Silver Screen: Cedar Rapids ****
In Cedar Rapids, former Daily Show correspondent Ed Helms stars as Tim Lippe, an innocent abroad-- "abroad" here being the Midwestern mini-metropolis of the title city, which should give you an idea of just how innocent Tim is. He's an insurance agent living in tiny Brown Valley, Wisconsin, with a severe case of arrested development-- think Steve Carell's character in The Forty-Year-Old Virgin.
Tim isn't exactly a virgin, though; he's living out an Oedipal fantasy with his former junior high school teacher (Sigourney Weaver), although he's got nothing in the kink department on his coworker Roger (Thomas Lennon), who accidentally kills himself during a bout of autoerotic asphyxiation.
At the last minute, the extraordinarily unworldly Tim is tapped by his boss (Stephen Root) to fill in for fallen hotshot Roger and fly down to Cedar Rapids for a life-insurance corporate convention during which he will represent the company in a competition for a coveted industry prize, the Two Diamonds Award.
At the overbooked hotel, Tim is assigned a room with two fellow agents, the almost equally mild-mannered Ronald (Isiah Whitlock Jr., The Wire's beguiling crooked senator Clay Davis) and Dean Ziegler (John C. Reilly), the rebel of the insurance set. Dean is a booze-swilling loudmouth who's a little more perceptive than his headstrong personality first makes him appear, but Tim has been warned by his boss to steer clear.
Almost immediately Tim catches the eye of both an opportunistic prostitute (Alia Shawkat)-- no heart of gold here-- and a pretty fellow conventioneer (Anne Heche) who uses the yearly event as her weekend off from her husband and two children. Tim is beset by temptation on all sides: the girls, the booze, Ziegler's apostatical views about the insurance biz, and even the moralist president of the convention (Kurtwood Smith, always a great bad guy).

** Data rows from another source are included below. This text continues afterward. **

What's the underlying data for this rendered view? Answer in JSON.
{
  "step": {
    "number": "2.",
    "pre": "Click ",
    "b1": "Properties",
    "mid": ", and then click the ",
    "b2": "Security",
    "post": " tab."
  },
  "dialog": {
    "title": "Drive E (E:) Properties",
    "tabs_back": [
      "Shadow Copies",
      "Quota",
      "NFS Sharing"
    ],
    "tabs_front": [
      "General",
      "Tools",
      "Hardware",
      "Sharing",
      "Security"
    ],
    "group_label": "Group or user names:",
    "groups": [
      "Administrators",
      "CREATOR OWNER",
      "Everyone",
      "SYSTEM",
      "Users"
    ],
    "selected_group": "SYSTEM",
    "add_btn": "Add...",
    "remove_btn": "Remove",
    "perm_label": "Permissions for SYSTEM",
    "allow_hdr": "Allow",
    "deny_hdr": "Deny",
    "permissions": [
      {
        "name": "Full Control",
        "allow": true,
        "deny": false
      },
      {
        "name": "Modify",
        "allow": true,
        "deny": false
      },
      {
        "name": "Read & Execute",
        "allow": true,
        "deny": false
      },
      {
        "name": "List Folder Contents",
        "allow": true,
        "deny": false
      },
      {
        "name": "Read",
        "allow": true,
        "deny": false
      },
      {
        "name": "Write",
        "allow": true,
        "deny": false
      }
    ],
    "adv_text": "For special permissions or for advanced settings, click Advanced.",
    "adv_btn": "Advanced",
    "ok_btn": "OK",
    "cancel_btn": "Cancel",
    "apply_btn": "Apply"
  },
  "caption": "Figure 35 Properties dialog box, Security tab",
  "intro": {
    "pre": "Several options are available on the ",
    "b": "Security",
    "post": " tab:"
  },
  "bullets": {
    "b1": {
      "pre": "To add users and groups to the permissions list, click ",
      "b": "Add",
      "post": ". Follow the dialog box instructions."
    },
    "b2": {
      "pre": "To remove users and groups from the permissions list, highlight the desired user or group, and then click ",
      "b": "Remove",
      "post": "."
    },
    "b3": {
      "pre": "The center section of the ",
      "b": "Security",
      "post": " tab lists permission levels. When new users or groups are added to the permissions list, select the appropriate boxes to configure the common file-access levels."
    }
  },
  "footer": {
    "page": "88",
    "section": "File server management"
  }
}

Cedar Rapids concerns itself with a small world, the workaday dealings of rural insurance agents, and makes it even smaller by squeezing the entire upper Midwestern regional crew into a two-story hotel. Director Miguel Arteta, working from an excellent script by Phil Johnston, finds the charm in the details of this social set, from the jargony banter about premiums to the secret desires of the agents who, Dean included, lead quiet lives. Even Deanzie, their iconoclast, is no more dangerous than the average middle-aged guy patrolling the bar at Ruby Tuesday during happy hour.
Reilly is a terrific dramatic actor and a very funny guy who, during the past few years, has leaned ever more toward loud, broad comedy. Like Jeff Daniels out-dumbing Jim Carrey in Dumb and Dumber, Reilly one-upped Will Ferrell as a clueless egotist in a couple movies, and he's seemed unable, at times, to find his way back. He's right on the money here, though, employing his full-bore boor but never losing sight of the charm in the character, ultimately revealing Dean to be perhaps the most complex of all of them. He's a great foil for Helms, who also does nice work here.

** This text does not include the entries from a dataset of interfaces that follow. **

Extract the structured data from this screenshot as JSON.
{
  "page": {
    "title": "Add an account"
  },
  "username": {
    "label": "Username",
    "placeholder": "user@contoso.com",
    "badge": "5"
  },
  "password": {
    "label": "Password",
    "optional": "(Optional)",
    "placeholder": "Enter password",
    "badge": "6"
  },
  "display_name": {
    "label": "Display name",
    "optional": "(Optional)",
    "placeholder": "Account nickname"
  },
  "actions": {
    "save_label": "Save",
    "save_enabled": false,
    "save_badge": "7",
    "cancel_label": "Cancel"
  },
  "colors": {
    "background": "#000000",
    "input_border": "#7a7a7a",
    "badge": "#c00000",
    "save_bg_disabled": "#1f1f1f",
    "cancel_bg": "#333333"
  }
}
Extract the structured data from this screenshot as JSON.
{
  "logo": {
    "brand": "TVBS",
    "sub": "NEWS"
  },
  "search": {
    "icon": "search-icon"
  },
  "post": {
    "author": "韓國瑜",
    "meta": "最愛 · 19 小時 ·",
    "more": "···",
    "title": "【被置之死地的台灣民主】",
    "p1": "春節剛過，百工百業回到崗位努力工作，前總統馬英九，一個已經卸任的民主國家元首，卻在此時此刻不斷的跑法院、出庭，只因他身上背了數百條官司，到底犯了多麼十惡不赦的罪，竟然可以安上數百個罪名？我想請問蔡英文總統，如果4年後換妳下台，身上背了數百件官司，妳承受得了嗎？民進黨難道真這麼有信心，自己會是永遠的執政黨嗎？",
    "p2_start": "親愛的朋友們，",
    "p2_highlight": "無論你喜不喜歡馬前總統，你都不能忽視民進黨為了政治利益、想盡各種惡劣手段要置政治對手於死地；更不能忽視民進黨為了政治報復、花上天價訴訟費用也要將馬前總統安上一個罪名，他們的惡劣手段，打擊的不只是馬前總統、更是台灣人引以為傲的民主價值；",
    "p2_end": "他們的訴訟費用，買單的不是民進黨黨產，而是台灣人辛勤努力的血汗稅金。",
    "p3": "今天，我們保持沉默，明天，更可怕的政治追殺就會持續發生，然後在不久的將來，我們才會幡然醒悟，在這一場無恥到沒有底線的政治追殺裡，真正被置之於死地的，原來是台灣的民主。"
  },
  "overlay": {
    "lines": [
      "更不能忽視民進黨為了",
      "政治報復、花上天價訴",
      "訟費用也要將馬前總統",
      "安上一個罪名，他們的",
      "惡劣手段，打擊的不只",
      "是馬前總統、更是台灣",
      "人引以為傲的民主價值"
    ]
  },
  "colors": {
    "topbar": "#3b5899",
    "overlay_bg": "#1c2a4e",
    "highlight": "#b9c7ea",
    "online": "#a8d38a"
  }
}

Even when the film goes big-- maybe a little too big-- in the final act, with both an overbaked Frank Capra moment and a wild party gone too far, Arteta never abandons his naturalistic sensibilities. So while Tim may go a little crazy after some drug use, it's a sharp contrast to essentially the same gag recently executed by the Farrelly brothers in Hall Pass. For the Farrellys, middle-aged guys overindulging turns into an orgy of stoner cliché s culminating in implausible flailing and a guy taking a dump into a bunker on a golf course. In Arteta's world, the experimentation gone awry just results in you lying in a room being talked down by your friends.
Arteta has had a lot of successes in the past-- he directed episodes of Freaks and Geeks, Six Feet Under, and The Office, as well as The Good Girl, Youth in Revolt, and Chuck and Buck-- but this is perhaps his best work yet. Despite the breezy trailer, Cedar Rapids has some edge to it, but as with the best of Judd Apatow's work, the sweetness of the characters never gets lost among the barrage of jokes. It's one of the year's first really enjoyable films.